by Lauren Nichols, Artistic Director
Antoine de Saint-Exupery’s lovely novella, The Little Prince, is a story which repays repeated visits and grows with the reader over time. I first read it in high school, many, many years ago, and was moved by the story from my initial reading onward. I laughed over the charming illustrations, loved the growing relationship between the aviator and the prince, and shed a tear at the end every time. When I found the published adaptation we are presenting, I knew it would be ideal as an “all-ages” offering for our Main Stage. It seemed just the kind of simple, tender-comical story that would appeal to a wide audience.
Now however as I listen and watch our production, ably directed by Tricia Clouse, unfold each night at the ArtsLab, I hear the story in a fresh way, and I appreciate its message much more deeply. Especially moving to me is the picture of friendship as “taming.” The Fox explains to the Prince that if he is not tamed, he is “no different than a thousand other foxes.” But if the Prince tames him, then he will be “unique in all the world” and they will need each other.
How true this is, I think as I consider my own life experience. Walking into any new place, there is a sea of faces, all anonymous, nondescript, unknown. Someone introduces herself. We talk. And over time, we begin to know one another, our history, our likes and dislikes. And one day we realize we are friends; we have been tamed! This is delightful, but now there is a risk of heartache if that friendship is subject to long distance or death. “One runs the risk of weeping when one allows oneself to be tamed,” says the fox. As one ages, these risks become all too common.
I call to mind the admonitions from the Bible that a friend loves at all times, that two are better than one, and that there is a friend who is closer than a brother. The Little Prince creatively portrays both the joys and struggles of friendship.
It also pokes gentle fun at a number of foibles of human nature, including its selfishness, its shortsighted desire to acquire “things” and its unthinking devotion to rules. One word which keeps cropping up over and over is “important.” Different characters have different ideas about what this means, but to the Prince, what is important is “invisible to the eye,” and must be known with the heart.
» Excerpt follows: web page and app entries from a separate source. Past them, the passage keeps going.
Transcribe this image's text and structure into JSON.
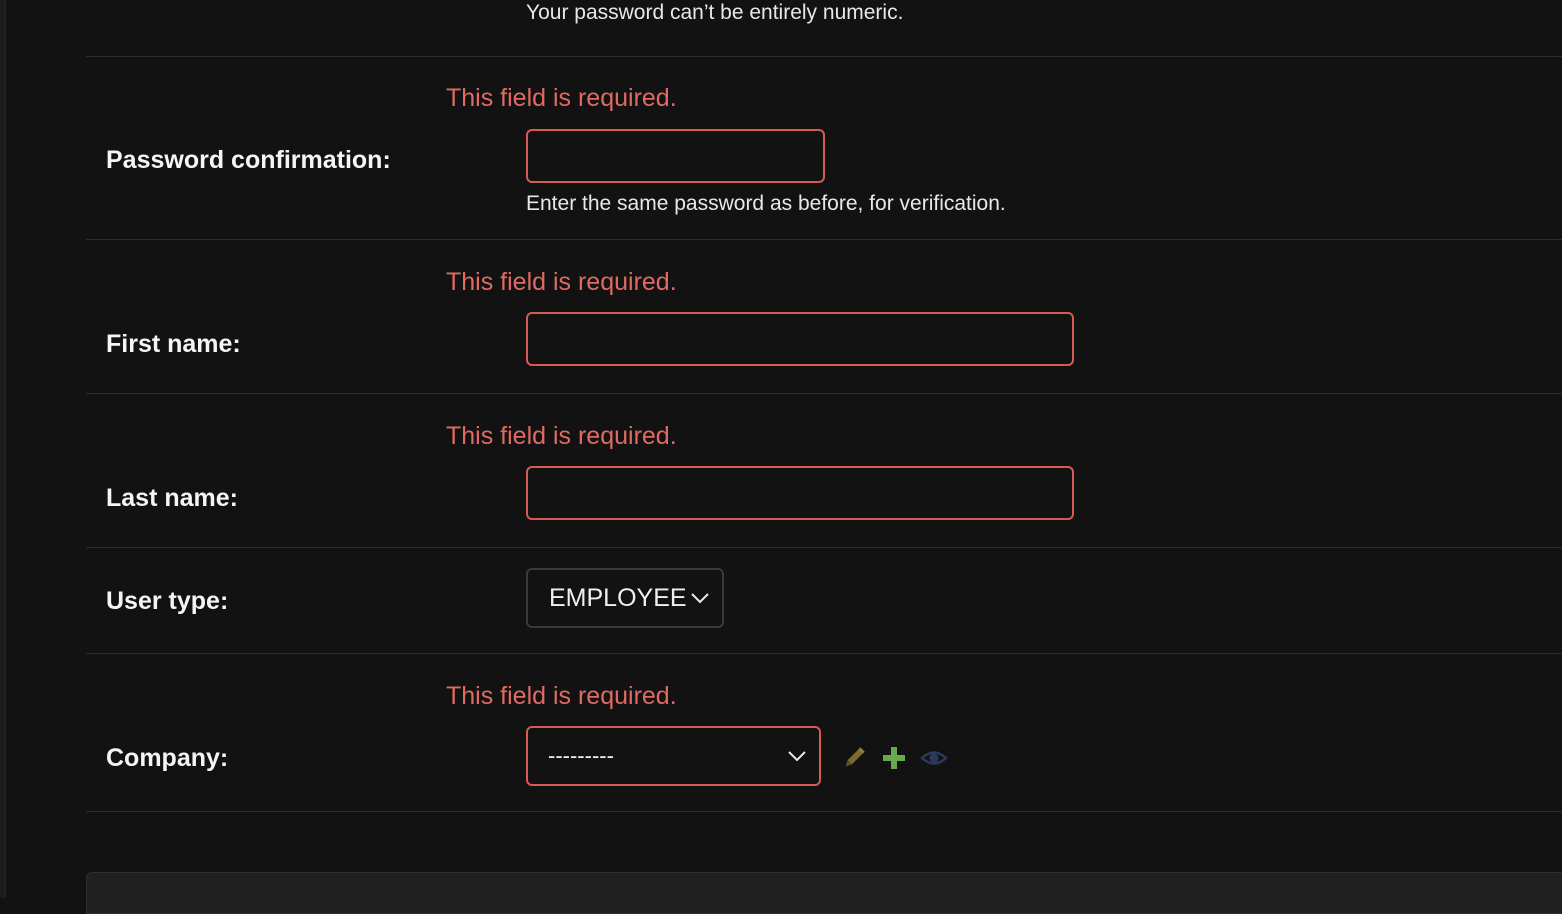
{
  "password_hint_tail": "Your password can’t be entirely numeric.",
  "fields": {
    "password_confirmation": {
      "label": "Password confirmation:",
      "error": "This field is required.",
      "value": "",
      "help": "Enter the same password as before, for verification."
    },
    "first_name": {
      "label": "First name:",
      "error": "This field is required.",
      "value": ""
    },
    "last_name": {
      "label": "Last name:",
      "error": "This field is required.",
      "value": ""
    },
    "user_type": {
      "label": "User type:",
      "selected": "EMPLOYEE"
    },
    "company": {
      "label": "Company:",
      "error": "This field is required.",
      "selected": "---------",
      "actions": {
        "change_icon": "pencil-icon",
        "add_icon": "plus-icon",
        "view_icon": "eye-icon"
      }
    }
  },
  "colors": {
    "background": "#121212",
    "error": "#e06a63",
    "error_border": "#d65a55",
    "add_green": "#6aa84f",
    "pencil": "#7a6a2e",
    "eye": "#2c3a5a"
  }
}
While the children delighted in the antics of the fox, the creative costuming of the rose and the desert flower, and the projected animations of the Aviator’s sketches, the adults in the audience left pondering on another level entirely. This is a production to savor. Allow it to “tame” you, so that you can understand it with your heart.